**Activity:**
Single out the lines of the material that contain "options" and copy them.

------------------------------------------------------------

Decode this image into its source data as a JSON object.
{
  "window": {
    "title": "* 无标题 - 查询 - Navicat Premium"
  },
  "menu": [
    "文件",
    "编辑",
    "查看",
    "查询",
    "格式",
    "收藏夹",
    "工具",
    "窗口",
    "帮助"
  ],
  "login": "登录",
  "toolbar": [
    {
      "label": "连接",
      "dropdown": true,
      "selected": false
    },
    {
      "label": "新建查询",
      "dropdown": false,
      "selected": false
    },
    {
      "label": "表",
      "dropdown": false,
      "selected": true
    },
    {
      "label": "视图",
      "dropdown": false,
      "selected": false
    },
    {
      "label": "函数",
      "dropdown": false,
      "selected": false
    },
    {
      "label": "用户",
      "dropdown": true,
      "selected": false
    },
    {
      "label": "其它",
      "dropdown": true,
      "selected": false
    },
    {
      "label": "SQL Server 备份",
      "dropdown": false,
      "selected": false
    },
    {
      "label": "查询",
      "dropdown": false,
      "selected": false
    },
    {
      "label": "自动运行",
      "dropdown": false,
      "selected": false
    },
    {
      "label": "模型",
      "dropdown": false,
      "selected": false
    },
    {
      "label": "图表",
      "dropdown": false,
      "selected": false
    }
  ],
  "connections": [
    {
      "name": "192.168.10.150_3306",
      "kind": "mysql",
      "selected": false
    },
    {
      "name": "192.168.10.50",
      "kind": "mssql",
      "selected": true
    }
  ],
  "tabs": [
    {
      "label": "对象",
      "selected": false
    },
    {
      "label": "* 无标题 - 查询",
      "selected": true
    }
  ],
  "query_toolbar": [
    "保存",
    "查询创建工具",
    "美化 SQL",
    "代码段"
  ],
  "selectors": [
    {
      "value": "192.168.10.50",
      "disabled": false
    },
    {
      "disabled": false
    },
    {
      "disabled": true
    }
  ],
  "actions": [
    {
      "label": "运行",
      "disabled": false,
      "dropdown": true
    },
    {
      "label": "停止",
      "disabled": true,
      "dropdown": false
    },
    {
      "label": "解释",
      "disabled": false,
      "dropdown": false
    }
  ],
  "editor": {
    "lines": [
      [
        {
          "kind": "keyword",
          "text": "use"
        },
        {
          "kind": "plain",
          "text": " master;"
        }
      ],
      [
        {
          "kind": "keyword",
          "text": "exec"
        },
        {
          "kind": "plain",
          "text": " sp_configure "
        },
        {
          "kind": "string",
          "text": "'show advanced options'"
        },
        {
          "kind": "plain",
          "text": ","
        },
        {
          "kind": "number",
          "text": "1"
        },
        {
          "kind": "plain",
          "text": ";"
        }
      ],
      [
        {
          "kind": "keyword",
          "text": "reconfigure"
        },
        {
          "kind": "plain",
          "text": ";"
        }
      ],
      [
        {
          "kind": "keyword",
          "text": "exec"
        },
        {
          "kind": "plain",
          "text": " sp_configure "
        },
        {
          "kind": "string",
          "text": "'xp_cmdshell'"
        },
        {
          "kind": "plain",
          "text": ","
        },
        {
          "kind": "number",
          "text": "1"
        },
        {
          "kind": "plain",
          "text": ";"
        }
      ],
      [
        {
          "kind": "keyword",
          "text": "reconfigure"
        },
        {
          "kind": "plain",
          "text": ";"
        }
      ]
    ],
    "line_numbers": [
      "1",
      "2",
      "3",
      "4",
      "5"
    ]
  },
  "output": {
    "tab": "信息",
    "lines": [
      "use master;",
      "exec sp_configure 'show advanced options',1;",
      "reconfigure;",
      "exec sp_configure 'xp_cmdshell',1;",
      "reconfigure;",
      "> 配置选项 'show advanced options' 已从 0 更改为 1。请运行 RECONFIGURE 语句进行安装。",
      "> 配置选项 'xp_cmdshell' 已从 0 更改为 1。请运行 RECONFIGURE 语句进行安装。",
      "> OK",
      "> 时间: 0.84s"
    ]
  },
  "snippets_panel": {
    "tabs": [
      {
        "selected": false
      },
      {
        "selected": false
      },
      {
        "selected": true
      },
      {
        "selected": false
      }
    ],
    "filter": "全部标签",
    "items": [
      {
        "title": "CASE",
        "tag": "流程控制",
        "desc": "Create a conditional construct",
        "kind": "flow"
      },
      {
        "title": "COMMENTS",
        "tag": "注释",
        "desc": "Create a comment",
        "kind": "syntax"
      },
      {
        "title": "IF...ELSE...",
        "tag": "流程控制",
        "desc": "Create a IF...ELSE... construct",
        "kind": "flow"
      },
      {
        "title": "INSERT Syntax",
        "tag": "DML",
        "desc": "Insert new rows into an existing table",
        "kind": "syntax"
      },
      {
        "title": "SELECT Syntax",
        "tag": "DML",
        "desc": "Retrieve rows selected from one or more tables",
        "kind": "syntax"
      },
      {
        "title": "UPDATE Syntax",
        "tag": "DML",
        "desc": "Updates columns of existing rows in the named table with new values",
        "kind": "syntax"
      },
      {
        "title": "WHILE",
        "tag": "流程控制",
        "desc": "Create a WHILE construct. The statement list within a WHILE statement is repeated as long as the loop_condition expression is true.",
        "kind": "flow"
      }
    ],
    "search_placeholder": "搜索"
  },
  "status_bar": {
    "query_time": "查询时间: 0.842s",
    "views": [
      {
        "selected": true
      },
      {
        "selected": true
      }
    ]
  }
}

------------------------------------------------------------

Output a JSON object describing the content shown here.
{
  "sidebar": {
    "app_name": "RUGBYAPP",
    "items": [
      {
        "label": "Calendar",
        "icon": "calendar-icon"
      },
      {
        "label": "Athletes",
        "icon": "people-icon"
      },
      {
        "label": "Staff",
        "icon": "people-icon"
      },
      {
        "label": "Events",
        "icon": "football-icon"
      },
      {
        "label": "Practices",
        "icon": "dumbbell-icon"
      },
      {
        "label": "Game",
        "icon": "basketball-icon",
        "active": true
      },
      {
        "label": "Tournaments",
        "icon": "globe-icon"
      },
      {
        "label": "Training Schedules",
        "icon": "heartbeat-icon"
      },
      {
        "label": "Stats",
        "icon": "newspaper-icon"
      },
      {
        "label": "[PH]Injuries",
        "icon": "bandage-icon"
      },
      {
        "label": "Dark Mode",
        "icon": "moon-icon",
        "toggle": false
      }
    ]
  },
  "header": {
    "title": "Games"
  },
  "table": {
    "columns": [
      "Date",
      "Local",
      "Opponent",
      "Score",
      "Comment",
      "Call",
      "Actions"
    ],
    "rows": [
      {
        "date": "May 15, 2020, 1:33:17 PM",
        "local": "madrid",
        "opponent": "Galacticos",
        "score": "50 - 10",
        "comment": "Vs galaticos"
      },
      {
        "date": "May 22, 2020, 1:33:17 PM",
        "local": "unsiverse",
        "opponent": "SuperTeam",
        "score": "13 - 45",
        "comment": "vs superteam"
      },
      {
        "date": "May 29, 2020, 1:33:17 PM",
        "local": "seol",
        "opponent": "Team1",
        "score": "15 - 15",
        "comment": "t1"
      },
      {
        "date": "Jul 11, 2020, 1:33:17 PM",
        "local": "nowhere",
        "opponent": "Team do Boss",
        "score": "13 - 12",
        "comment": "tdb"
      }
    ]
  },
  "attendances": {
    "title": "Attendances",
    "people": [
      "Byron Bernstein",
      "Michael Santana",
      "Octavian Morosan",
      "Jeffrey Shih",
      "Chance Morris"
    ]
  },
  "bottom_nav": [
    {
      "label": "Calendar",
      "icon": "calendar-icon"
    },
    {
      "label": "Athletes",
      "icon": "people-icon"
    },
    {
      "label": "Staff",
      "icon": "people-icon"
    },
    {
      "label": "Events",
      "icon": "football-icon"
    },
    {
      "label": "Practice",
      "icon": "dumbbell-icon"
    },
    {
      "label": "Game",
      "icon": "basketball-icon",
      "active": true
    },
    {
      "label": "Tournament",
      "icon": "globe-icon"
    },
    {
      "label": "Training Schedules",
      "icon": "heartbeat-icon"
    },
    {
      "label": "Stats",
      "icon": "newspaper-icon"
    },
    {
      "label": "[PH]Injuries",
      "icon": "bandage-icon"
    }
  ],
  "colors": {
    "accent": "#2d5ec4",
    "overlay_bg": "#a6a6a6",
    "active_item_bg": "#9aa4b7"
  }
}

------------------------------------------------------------

**Result of the task:**
          "text": "'show advanced options'"
      "exec sp_configure 'show advanced options',1;",
      "> 配置选项 'show advanced options' 已从 0 更改为 1。请运行 RECONFIGURE 语句进行安装。",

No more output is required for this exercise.